It started as a restaurant for workers during the Great Depression. Spittoons were its signature. Yes, brass spittoons.
Almost half of the American population was into spitting back then: working men, unemployed men, famous men, con men, funny men, curmudgeons. Pretty much all men. So, spittoons were in demand and in use. The eatery’s management at the time incorporated them — along with the 1929 Meat Loaf, hamburgers and Louisiana baby back ribs — into its signature items.
The restaurant was called The Brass Rail Restaurant & Bar. At one point, there were 39 Brass Rails in the city. Only in Downtown Pittsburgh there were three, the most popular was the one on Fifth Avenue across from the courthouse.
The restaurant chain resonated with the spirit of old Pittsburgh. The Brass Rail’s marketing campaign was quite vocal on workers’ issues. “We will not raise our prices of Food until Workers receive more wages,” a 1935 Brass Rail ad read in the Post-Gazette.
When it just opened customers could get frosty mug of root beer for 5 cents to go with their hamburger, “a price that Pittsburgh could afford,” the menu said.
It wasn’t just all about ads and marketing. Brass Rail employees were directly involved in Pittsburgh’s labor movement and in fact, in 1937 held a 27-day-long strike that included 190 employees of 11 Brass Rail restaurants demanding higher wages. In 1947, a nine-day-long strike shut down 18 restaurants of the Brass Rail chain.
The Brass Rail restaurant was into local food before it became a la mode. In 1945, the restaurant chain advertised that they were serving “beef from quality steers exhibited at the Pittsburgh Live Stock Show.” That was “to encourage boys and girls in the tri-state area ti raise quality live stock under supervision of county farm agents and to secure for Pittsburgh a supply of the best beef.”
Queue in the original hamburger, as it was called on the menu, as one of Brass Rail’s customer favorites.
References to The Brass Rail restaurants appeared in the local press in the 30s, 40s and 50s almost every week, either in a form of ads or as a mention in a story about a robbery or a fight.

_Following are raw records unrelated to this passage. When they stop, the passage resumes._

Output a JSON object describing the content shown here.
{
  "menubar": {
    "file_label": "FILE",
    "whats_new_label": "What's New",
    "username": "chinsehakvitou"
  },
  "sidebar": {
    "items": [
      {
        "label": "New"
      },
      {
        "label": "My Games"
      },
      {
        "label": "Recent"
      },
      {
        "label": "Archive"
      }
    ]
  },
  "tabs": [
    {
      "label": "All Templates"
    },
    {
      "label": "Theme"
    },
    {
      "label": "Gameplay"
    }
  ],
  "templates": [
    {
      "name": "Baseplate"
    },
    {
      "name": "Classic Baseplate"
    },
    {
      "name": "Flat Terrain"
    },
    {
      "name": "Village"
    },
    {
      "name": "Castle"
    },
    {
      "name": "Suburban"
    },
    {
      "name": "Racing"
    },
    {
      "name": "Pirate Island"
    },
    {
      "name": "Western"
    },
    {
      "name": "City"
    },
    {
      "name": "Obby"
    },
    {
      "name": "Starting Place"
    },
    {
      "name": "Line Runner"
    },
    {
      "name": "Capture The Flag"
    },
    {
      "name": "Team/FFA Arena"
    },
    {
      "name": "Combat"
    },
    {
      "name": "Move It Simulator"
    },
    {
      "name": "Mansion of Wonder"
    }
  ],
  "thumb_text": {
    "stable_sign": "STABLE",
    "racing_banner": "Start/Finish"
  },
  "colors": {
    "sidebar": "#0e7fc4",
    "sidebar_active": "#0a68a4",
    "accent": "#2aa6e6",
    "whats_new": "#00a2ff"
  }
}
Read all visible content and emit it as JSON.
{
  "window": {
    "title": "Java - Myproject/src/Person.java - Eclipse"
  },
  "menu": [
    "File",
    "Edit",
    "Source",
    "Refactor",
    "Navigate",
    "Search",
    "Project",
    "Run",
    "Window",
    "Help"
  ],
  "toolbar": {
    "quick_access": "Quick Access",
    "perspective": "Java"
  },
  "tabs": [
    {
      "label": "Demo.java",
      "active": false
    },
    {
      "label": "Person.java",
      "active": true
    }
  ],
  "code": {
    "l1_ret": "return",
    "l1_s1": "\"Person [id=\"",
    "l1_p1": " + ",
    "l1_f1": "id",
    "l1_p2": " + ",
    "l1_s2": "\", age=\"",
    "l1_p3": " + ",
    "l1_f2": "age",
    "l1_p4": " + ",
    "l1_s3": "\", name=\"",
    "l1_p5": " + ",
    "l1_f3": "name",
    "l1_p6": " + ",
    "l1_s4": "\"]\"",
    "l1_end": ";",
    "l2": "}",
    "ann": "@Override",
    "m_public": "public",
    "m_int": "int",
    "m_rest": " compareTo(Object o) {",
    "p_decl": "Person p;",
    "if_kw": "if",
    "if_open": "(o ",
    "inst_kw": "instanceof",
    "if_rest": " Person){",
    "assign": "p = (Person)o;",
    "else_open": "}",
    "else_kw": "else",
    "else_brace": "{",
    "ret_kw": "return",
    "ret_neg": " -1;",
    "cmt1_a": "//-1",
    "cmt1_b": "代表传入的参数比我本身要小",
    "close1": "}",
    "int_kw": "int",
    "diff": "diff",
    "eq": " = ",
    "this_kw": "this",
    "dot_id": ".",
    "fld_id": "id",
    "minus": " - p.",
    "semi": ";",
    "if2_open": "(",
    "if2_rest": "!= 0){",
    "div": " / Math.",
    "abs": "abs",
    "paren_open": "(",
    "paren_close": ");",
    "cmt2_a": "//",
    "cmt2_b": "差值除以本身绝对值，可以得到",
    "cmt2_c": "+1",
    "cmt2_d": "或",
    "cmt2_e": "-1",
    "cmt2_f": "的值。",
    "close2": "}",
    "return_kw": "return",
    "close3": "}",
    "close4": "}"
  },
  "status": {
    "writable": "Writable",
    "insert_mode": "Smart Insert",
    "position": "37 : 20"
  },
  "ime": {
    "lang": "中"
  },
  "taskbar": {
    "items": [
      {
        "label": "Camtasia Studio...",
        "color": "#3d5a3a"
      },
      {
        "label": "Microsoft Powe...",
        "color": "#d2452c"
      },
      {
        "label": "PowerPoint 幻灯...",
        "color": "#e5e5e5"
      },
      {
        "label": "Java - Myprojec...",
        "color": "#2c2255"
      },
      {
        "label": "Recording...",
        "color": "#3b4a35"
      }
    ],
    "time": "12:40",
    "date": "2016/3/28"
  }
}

In 1937, the Post-Gazette wrote a brief about how a manager of one of the Brass Rail restaurants Downtown was smacked with a glass of tomato juice. Two assailants were customers who complained to the manager about service and in response received the classic remark on how he was fixed for two hands. And then came the juice. Later, the assailants were fined.
In the 80s, the Brass Rail was one of the nicer bar-restaurants in East Liberty. “There are no fights, no cussin’. It’s nice,” one of the customers was quoted at the time in the Post-Gazette.
There are no Brass Rails left in the Pittsburgh area today… and no spittoons in use in the restaurants elsewhere. The last Brass Rail in Pleasant Hills shut down in 2010 over an alleged tax violation. Ptui! Right?!